■ **Task description**
Give every entry again, unchanged, and leave its images out.

■ **Supplied records**
****

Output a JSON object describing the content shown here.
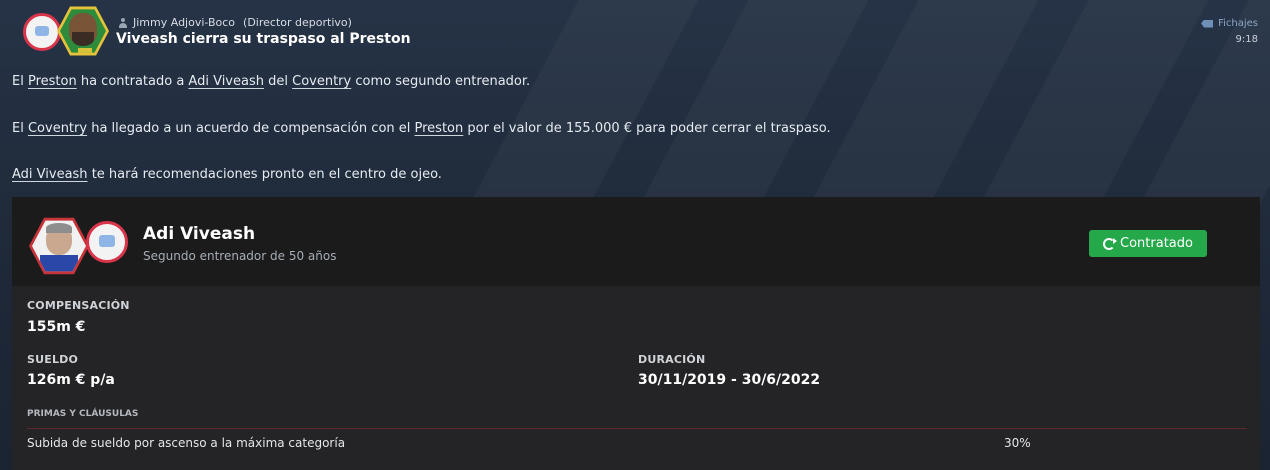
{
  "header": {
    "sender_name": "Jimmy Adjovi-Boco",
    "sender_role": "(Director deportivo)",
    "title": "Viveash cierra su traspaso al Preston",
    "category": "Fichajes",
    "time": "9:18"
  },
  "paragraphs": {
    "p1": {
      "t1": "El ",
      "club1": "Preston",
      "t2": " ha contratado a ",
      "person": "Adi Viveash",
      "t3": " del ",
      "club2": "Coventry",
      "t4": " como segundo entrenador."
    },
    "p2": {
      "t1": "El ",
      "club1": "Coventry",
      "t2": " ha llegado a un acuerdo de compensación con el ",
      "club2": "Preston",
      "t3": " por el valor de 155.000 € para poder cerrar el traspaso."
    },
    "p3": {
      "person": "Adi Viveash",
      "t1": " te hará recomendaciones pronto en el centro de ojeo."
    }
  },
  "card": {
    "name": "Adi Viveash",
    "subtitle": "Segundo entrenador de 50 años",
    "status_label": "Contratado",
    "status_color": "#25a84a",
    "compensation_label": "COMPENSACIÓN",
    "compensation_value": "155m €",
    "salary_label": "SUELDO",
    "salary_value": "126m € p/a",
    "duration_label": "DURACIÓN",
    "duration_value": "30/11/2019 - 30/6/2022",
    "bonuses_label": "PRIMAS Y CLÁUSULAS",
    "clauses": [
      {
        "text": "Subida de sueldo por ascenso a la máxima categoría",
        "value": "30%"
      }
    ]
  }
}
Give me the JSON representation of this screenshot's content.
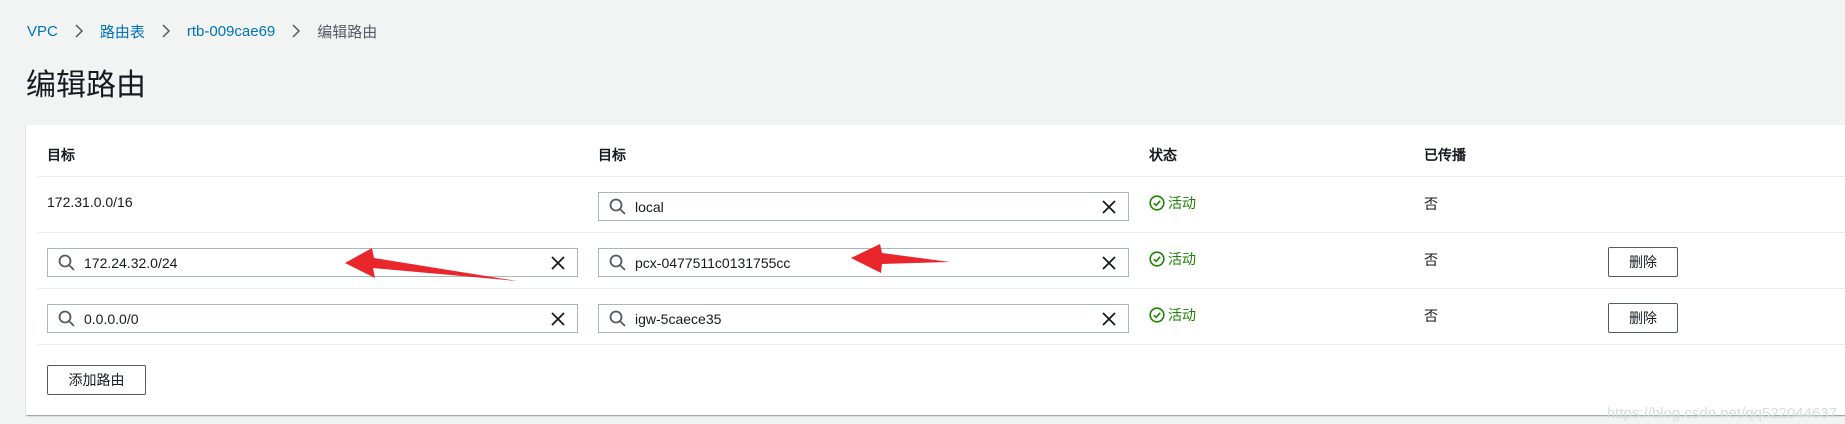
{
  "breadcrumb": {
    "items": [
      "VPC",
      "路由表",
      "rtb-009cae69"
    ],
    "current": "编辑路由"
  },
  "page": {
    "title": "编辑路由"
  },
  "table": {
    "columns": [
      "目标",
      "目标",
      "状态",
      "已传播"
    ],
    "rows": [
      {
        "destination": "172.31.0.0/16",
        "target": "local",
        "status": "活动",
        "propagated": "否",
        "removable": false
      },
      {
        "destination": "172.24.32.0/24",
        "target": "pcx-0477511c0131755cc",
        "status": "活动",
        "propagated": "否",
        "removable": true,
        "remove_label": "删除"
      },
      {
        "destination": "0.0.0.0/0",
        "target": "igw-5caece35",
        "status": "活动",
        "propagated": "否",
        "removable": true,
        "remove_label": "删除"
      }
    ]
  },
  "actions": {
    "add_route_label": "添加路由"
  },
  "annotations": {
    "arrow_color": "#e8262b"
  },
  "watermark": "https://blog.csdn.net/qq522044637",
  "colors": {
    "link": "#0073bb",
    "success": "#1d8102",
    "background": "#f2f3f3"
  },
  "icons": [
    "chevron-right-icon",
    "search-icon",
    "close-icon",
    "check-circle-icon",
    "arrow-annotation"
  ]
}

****

■ **Response**
Output a JSON object describing the content shown here.
{
  "header": {
    "sender_name": "Jimmy Adjovi-Boco",
    "sender_role": "(Director deportivo)",
    "title": "Viveash cierra su traspaso al Preston",
    "category": "Fichajes",
    "time": "9:18"
  },
  "paragraphs": {
    "p1": {
      "t1": "El ",
      "club1": "Preston",
      "t2": " ha contratado a ",
      "person": "Adi Viveash",
      "t3": " del ",
      "club2": "Coventry",
      "t4": " como segundo entrenador."
    },
    "p2": {
      "t1": "El ",
      "club1": "Coventry",
      "t2": " ha llegado a un acuerdo de compensación con el ",
      "club2": "Preston",
      "t3": " por el valor de 155.000 € para poder cerrar el traspaso."
    },
    "p3": {
      "person": "Adi Viveash",
      "t1": " te hará recomendaciones pronto en el centro de ojeo."
    }
  },
  "card": {
    "name": "Adi Viveash",
    "subtitle": "Segundo entrenador de 50 años",
    "status_label": "Contratado",
    "status_color": "#25a84a",
    "compensation_label": "COMPENSACIÓN",
    "compensation_value": "155m €",
    "salary_label": "SUELDO",
    "salary_value": "126m € p/a",
    "duration_label": "DURACIÓN",
    "duration_value": "30/11/2019 - 30/6/2022",
    "bonuses_label": "PRIMAS Y CLÁUSULAS",
    "clauses": [
      {
        "text": "Subida de sueldo por ascenso a la máxima categoría",
        "value": "30%"
      }
    ]
  }
}
Give me the JSON representation of this screenshot's content.
{
  "breadcrumb": {
    "items": [
      "VPC",
      "路由表",
      "rtb-009cae69"
    ],
    "current": "编辑路由"
  },
  "page": {
    "title": "编辑路由"
  },
  "table": {
    "columns": [
      "目标",
      "目标",
      "状态",
      "已传播"
    ],
    "rows": [
      {
        "destination": "172.31.0.0/16",
        "target": "local",
        "status": "活动",
        "propagated": "否",
        "removable": false
      },
      {
        "destination": "172.24.32.0/24",
        "target": "pcx-0477511c0131755cc",
        "status": "活动",
        "propagated": "否",
        "removable": true,
        "remove_label": "删除"
      },
      {
        "destination": "0.0.0.0/0",
        "target": "igw-5caece35",
        "status": "活动",
        "propagated": "否",
        "removable": true,
        "remove_label": "删除"
      }
    ]
  },
  "actions": {
    "add_route_label": "添加路由"
  },
  "annotations": {
    "arrow_color": "#e8262b"
  },
  "watermark": "https://blog.csdn.net/qq522044637",
  "colors": {
    "link": "#0073bb",
    "success": "#1d8102",
    "background": "#f2f3f3"
  },
  "icons": [
    "chevron-right-icon",
    "search-icon",
    "close-icon",
    "check-circle-icon",
    "arrow-annotation"
  ]
}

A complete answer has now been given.